First, the problem is strictly technical, and the team that made the gun was already analyzing and correcting for the problem by the end of the day. If they had a high-quality printer, they could have the improved part overnight, which is a capability that is changing other industries as well.
Second, the problem is not a problem. They created a working firearm. In World War II, the U.S. manufactured one million FP-45 Liberator handguns. These crude, single-shot pistols were designed to be dropped from the air by the thousand over occupied territory, to give the resistance there the advantage of a firearm, be it only for one shot. The fundamental difference was not between six shots and a hundred shots, but between zero shots and any shots at all.
A 3D-printed gun, were it only to fire one shot before melting or failing, is still a gun. After that, the difference is only in what kind of gun it is.
Of course printed guns don’t and won’t constitute the major part of the ideas in such a major and divisive debate as gun control. But that does not obviate the fact that we can print guns. We can do so today, and the ability to do so is only improving. It is very important to note that one need not take a side in the debate to acknowledge this. And it is very important that we acknowledge this now, so that we are not forced to acknowledge it later, when it will be too late to take either side.
If you were to attempt to write a law governing media copyright in 1998, would you attempt to do so without acknowledging the existence of the Internet and compression methods like MPEG-1? Any law crafted under such restrictions would be laughably incomplete.
Likewise, if you were to discuss a law that allows or restricts the creation and distribution of firearms, would you attempt to do so without acknowledging the existence of 3D-printed weapons and the ability to transfer blueprints for them online?
Here’s the problem, though. Like the digitization of music, the digitization of objects, guns or otherwise, is a one-way street. Every step forward is ineffaceable. Once you can make an MP3 and share it online, that’s it, there’s no going back — the industry is changed, just like that. Why should it be different when you reduce a spoon, a replacement part, a patented tool, or a gun to a compact file that can be reproduced using widely-available hardware? There’s no going back. So what is “control” now?
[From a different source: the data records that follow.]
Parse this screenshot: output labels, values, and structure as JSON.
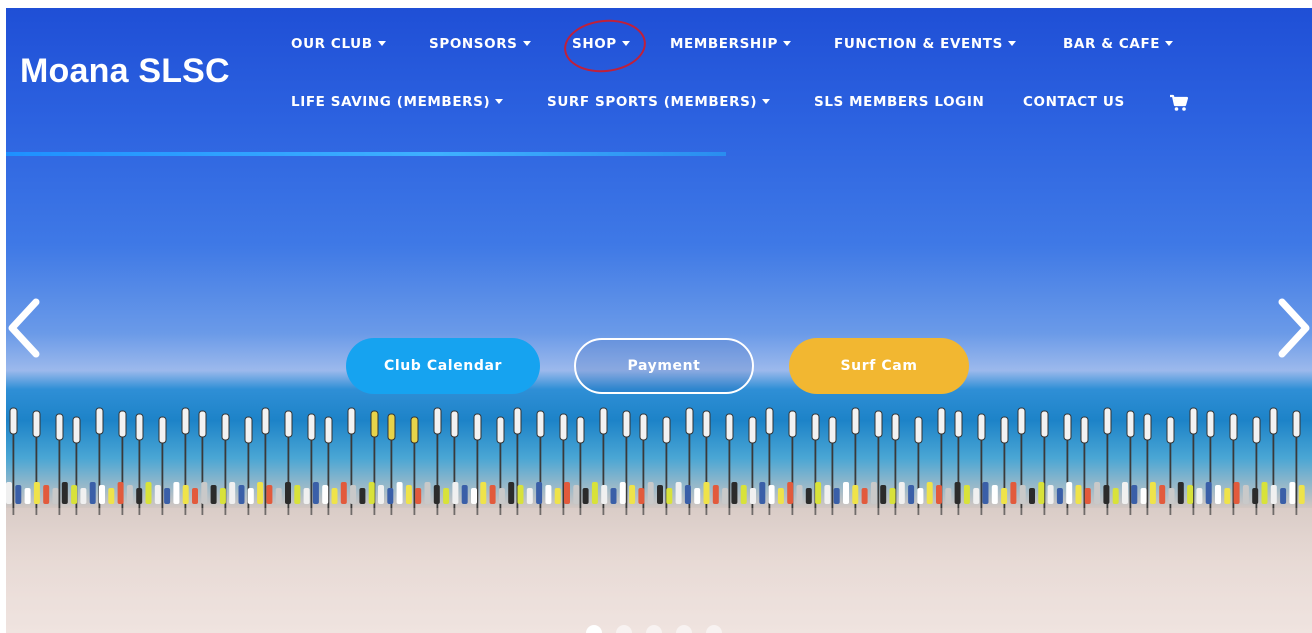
{
  "brand": {
    "logo_text": "Moana SLSC"
  },
  "nav": {
    "row1": [
      {
        "label": "OUR CLUB",
        "dropdown": true
      },
      {
        "label": "SPONSORS",
        "dropdown": true
      },
      {
        "label": "SHOP",
        "dropdown": true
      },
      {
        "label": "MEMBERSHIP",
        "dropdown": true
      },
      {
        "label": "FUNCTION & EVENTS",
        "dropdown": true
      },
      {
        "label": "BAR & CAFE",
        "dropdown": true
      }
    ],
    "row2": [
      {
        "label": "LIFE SAVING (MEMBERS)",
        "dropdown": true
      },
      {
        "label": "SURF SPORTS (MEMBERS)",
        "dropdown": true
      },
      {
        "label": "SLS MEMBERS LOGIN",
        "dropdown": false
      },
      {
        "label": "CONTACT US",
        "dropdown": false
      }
    ],
    "cart_icon": "shopping-cart-icon"
  },
  "slider": {
    "prev_icon": "chevron-left-icon",
    "next_icon": "chevron-right-icon",
    "dot_count": 5,
    "active_dot": 0
  },
  "cta": {
    "calendar_label": "Club Calendar",
    "payment_label": "Payment",
    "surfcam_label": "Surf Cam"
  },
  "colors": {
    "accent_blue": "#16a3f0",
    "accent_yellow": "#f2b731",
    "annotation_red": "#c0203a"
  }
}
Will ISPs use deep packet inspection to watch for gun files being traded? Will torrent sites hosting firearm files be taken down, their server rooms raided? Will all the ineffectual tactics of digital suppression be tried again, and fail again?
Will 3D printers refuse to print parts, the way 2D ones are supposed to refuse to print bills? Will printers have to register their devices, even when those devices can print themselves? How is it proposed that control is to be established over something that can be transferred in an instant to another country, and made with devices that will soon be as common as microwaves?
Part of the discussion has to be that, government or otherwise, there can be no more control over printed guns than there can be over printed spoons. Regulation or banning of firearms, whether you think the idea is good or bad, will soon be impossible.
This isn’t “the singularity is near” wishful thinking. We can print working guns right now. They fire bullets. The guns themselves are being improved, and the tools to create them are multiplying. The scale is small, but every defining technology starts as a niche.
This also isn’t “the sky is falling” alarmism. We have had to come to grips with other transformative technologies, destructive and constructive. The telegraph, the atomic bomb, the computer. We can deal with this development, and that’s good because we are going to have to one way or the other.
Lastly, this isn’t about taking sides, politically or culturally. This is only about looking at all the facts, not just the convenient ones. And while with other industries it may be accepted, even justifiable, to simply let events play out and reap the benefits meanwhile (as with the implosion of the music publishing industry), the same cannot be said about an industry that concerns not our entertainment or our means of expression, but rather (regardless of what side you take) our safety and security.